Show each line from the listing that includes the word "Riesgos".

BEGIN Excerpted data

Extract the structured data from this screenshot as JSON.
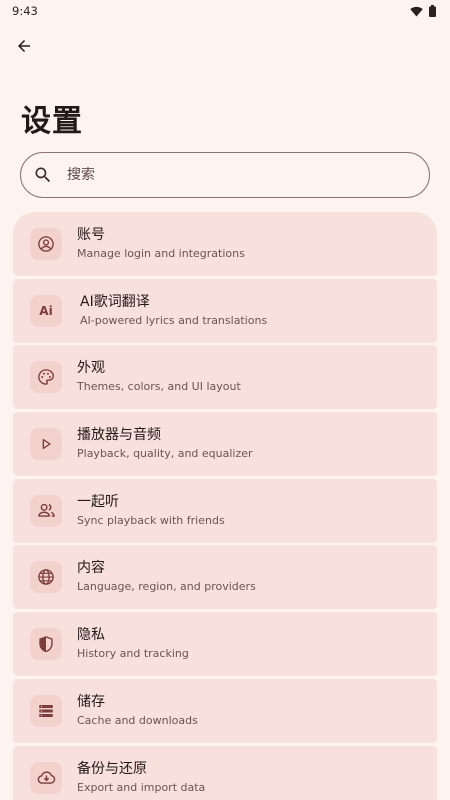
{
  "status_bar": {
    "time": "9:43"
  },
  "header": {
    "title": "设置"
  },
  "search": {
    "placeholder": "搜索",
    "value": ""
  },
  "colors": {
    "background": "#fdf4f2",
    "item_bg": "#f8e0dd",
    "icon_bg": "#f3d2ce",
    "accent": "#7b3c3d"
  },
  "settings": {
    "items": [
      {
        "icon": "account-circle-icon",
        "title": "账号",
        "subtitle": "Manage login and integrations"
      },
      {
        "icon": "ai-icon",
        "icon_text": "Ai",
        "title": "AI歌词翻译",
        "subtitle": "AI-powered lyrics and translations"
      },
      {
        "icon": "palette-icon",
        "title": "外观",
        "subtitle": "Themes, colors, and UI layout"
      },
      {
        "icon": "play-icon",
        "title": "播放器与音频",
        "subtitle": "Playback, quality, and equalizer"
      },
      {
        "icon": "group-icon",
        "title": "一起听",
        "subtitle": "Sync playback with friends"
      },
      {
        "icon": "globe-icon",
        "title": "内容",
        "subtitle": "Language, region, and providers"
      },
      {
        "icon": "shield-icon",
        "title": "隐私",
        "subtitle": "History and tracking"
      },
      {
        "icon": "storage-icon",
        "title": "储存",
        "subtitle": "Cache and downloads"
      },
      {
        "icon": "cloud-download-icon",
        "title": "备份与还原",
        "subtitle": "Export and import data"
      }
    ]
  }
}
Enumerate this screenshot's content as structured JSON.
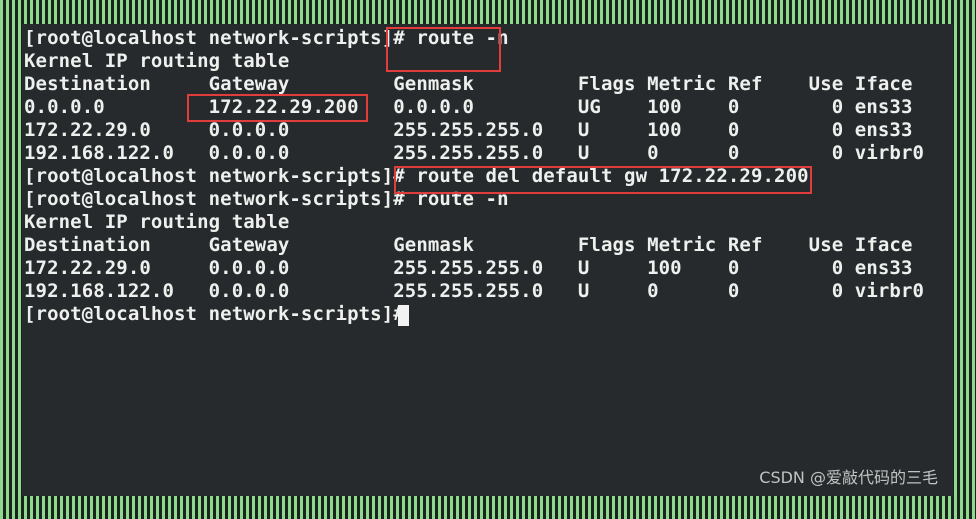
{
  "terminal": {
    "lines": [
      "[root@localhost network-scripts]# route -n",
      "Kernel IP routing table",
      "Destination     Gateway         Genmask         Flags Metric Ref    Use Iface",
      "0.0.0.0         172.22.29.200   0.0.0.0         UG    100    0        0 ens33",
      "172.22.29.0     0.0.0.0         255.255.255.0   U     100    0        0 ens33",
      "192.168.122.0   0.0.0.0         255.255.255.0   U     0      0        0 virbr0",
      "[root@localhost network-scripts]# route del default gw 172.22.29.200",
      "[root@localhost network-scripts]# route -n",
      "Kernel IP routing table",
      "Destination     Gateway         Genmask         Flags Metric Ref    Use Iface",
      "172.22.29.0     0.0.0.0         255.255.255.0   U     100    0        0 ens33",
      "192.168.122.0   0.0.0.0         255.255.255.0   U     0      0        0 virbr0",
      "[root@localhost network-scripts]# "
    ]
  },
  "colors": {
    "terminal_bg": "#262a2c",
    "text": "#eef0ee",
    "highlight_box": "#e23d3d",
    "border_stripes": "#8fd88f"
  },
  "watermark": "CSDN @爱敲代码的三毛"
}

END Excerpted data
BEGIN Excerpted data

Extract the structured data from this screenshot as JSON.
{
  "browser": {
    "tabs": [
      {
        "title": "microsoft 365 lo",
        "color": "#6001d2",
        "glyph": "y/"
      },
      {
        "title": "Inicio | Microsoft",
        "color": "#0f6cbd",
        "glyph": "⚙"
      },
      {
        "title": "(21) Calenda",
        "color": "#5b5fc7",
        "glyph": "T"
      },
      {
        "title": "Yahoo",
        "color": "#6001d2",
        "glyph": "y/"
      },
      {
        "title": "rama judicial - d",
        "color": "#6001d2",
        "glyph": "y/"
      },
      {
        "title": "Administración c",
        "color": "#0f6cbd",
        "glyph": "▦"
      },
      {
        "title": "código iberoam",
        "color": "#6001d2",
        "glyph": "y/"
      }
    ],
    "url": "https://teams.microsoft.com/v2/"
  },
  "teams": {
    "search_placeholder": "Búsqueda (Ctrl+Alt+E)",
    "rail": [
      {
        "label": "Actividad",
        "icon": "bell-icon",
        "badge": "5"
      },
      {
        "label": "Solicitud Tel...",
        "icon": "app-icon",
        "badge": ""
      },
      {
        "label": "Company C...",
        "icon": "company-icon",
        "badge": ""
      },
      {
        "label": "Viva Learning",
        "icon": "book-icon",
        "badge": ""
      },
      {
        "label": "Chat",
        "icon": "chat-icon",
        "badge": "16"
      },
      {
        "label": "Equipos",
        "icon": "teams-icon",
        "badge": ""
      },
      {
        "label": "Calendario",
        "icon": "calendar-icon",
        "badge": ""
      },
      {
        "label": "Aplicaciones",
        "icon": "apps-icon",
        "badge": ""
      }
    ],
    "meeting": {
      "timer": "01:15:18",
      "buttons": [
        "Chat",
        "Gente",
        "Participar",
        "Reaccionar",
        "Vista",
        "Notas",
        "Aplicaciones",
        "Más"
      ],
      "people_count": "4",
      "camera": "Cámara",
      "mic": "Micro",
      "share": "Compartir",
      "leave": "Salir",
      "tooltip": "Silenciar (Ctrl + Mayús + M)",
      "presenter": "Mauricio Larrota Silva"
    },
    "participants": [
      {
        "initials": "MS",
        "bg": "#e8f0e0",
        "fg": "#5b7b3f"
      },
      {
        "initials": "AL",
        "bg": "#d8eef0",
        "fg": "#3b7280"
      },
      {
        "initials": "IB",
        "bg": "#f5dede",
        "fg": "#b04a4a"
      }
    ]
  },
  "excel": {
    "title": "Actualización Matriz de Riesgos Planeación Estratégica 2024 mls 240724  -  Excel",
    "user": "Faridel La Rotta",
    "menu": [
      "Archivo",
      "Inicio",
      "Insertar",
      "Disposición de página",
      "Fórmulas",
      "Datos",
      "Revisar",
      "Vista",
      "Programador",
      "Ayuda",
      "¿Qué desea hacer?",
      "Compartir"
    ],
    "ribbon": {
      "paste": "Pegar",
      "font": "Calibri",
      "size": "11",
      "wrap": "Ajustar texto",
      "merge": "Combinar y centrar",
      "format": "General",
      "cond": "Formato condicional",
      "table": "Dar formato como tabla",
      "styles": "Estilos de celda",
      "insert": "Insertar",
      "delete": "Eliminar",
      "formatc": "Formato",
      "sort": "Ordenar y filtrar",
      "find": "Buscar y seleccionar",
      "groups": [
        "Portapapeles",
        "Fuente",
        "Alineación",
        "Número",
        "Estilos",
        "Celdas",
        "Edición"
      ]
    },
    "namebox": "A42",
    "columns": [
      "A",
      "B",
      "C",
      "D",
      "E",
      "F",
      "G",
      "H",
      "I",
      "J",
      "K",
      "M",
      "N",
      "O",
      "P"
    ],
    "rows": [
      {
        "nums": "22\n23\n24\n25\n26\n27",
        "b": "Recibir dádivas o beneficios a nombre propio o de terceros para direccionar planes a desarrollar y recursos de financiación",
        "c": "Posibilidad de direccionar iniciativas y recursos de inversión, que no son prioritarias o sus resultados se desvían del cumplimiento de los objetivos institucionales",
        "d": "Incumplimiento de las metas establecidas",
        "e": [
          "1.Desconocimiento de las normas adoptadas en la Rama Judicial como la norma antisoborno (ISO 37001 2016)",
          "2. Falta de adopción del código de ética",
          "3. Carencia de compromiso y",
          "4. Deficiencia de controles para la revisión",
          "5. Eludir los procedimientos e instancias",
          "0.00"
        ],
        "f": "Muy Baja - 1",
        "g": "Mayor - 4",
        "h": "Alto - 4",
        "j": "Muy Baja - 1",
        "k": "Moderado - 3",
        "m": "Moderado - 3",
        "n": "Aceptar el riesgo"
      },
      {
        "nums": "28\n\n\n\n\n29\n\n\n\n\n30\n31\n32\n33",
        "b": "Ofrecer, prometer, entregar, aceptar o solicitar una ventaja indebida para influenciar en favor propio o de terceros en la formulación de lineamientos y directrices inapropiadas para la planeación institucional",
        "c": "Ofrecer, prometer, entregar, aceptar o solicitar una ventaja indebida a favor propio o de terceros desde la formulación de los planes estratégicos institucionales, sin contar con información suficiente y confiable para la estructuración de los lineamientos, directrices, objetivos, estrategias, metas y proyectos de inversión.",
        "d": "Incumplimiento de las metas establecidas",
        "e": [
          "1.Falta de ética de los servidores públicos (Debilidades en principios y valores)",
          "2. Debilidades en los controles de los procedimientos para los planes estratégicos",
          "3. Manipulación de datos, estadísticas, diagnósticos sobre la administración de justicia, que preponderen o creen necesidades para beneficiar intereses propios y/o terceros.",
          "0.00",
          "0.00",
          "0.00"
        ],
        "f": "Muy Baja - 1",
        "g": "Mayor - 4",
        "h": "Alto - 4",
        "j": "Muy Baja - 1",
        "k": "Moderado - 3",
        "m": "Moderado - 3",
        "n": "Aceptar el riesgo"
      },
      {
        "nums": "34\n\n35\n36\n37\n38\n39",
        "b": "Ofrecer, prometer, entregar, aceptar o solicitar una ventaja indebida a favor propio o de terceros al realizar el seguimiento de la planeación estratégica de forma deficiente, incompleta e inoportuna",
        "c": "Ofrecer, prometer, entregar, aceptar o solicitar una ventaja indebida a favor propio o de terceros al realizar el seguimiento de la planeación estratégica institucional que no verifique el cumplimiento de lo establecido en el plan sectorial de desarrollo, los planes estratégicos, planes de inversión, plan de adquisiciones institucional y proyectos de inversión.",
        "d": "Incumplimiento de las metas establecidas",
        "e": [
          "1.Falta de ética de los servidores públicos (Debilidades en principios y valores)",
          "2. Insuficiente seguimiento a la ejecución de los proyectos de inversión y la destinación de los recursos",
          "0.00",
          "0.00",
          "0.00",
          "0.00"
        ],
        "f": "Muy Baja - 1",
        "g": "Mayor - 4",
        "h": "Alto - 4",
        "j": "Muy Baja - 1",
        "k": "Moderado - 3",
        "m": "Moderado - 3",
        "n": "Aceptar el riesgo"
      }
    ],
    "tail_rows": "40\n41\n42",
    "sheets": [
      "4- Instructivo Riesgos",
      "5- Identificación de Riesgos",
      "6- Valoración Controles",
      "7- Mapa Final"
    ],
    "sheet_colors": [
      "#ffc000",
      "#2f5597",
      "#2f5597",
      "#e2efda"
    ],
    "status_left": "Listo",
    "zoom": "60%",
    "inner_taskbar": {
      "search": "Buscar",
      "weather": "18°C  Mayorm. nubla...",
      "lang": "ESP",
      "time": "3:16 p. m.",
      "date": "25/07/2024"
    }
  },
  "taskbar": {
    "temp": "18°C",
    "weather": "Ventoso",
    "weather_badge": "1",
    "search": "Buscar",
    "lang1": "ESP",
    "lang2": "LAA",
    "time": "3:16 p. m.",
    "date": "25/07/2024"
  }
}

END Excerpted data

* Task response:
    "title": "Actualización Matriz de Riesgos Planeación Estratégica 2024 mls 240724  -  Excel",
      "4- Instructivo Riesgos",
      "5- Identificación de Riesgos",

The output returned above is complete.